--- START ---

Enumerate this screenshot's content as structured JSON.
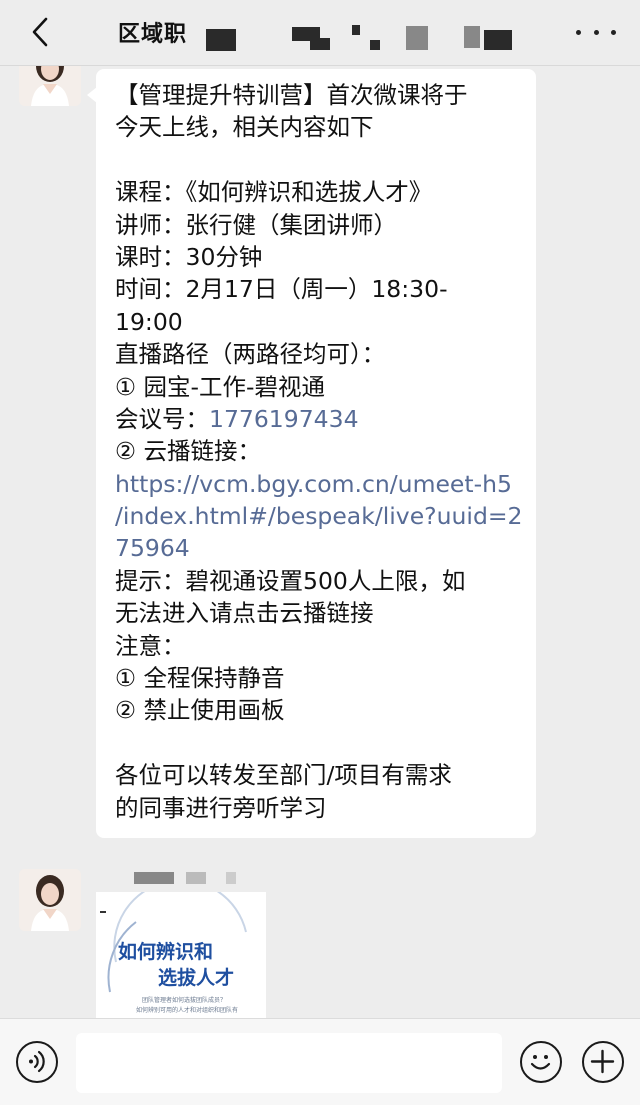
{
  "header": {
    "title": "区域职",
    "back_icon": "chevron-left-icon",
    "more_icon": "more-dots-icon"
  },
  "message": {
    "lines": [
      {
        "text": "【管理提升特训营】首次微课将于",
        "link": false
      },
      {
        "text": "今天上线，相关内容如下",
        "link": false
      },
      {
        "text": "",
        "link": false
      },
      {
        "text": "课程：《如何辨识和选拔人才》",
        "link": false
      },
      {
        "text": "讲师：张行健（集团讲师）",
        "link": false
      },
      {
        "text": "课时：30分钟",
        "link": false
      },
      {
        "text": "时间：2月17日（周一）18:30-",
        "link": false
      },
      {
        "text": "19:00",
        "link": false
      },
      {
        "text": "直播路径（两路径均可）：",
        "link": false
      },
      {
        "text": "① 园宝-工作-碧视通",
        "link": false
      },
      {
        "text": "会议号：",
        "link": false,
        "suffix": "1776197434"
      },
      {
        "text": "② 云播链接：",
        "link": false
      },
      {
        "text": "https://vcm.bgy.com.cn/umeet-h5",
        "link": true
      },
      {
        "text": "/index.html#/bespeak/live?uuid=2",
        "link": true
      },
      {
        "text": "75964",
        "link": true
      },
      {
        "text": "提示：碧视通设置500人上限，如",
        "link": false
      },
      {
        "text": "无法进入请点击云播链接",
        "link": false
      },
      {
        "text": "注意：",
        "link": false
      },
      {
        "text": "① 全程保持静音",
        "link": false
      },
      {
        "text": "② 禁止使用画板",
        "link": false
      },
      {
        "text": "",
        "link": false
      },
      {
        "text": "各位可以转发至部门/项目有需求",
        "link": false
      },
      {
        "text": "的同事进行旁听学习",
        "link": false
      }
    ]
  },
  "image_message": {
    "title_line1": "如何辨识和",
    "title_line2": "选拔人才",
    "caption_line1": "团队管理者如何选拔团队成员？",
    "caption_line2": "如何辨别可用的人才和对组织和团队有"
  },
  "colors": {
    "background": "#ededed",
    "bubble": "#ffffff",
    "link": "#576b95",
    "image_title": "#1f4fa0"
  },
  "inputbar": {
    "voice_icon": "voice-icon",
    "emoji_icon": "emoji-icon",
    "plus_icon": "plus-icon",
    "input_value": ""
  }
}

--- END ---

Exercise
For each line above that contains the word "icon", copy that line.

Written response
    "back_icon": "chevron-left-icon",
    "more_icon": "more-dots-icon"
    "voice_icon": "voice-icon",
    "emoji_icon": "emoji-icon",
    "plus_icon": "plus-icon",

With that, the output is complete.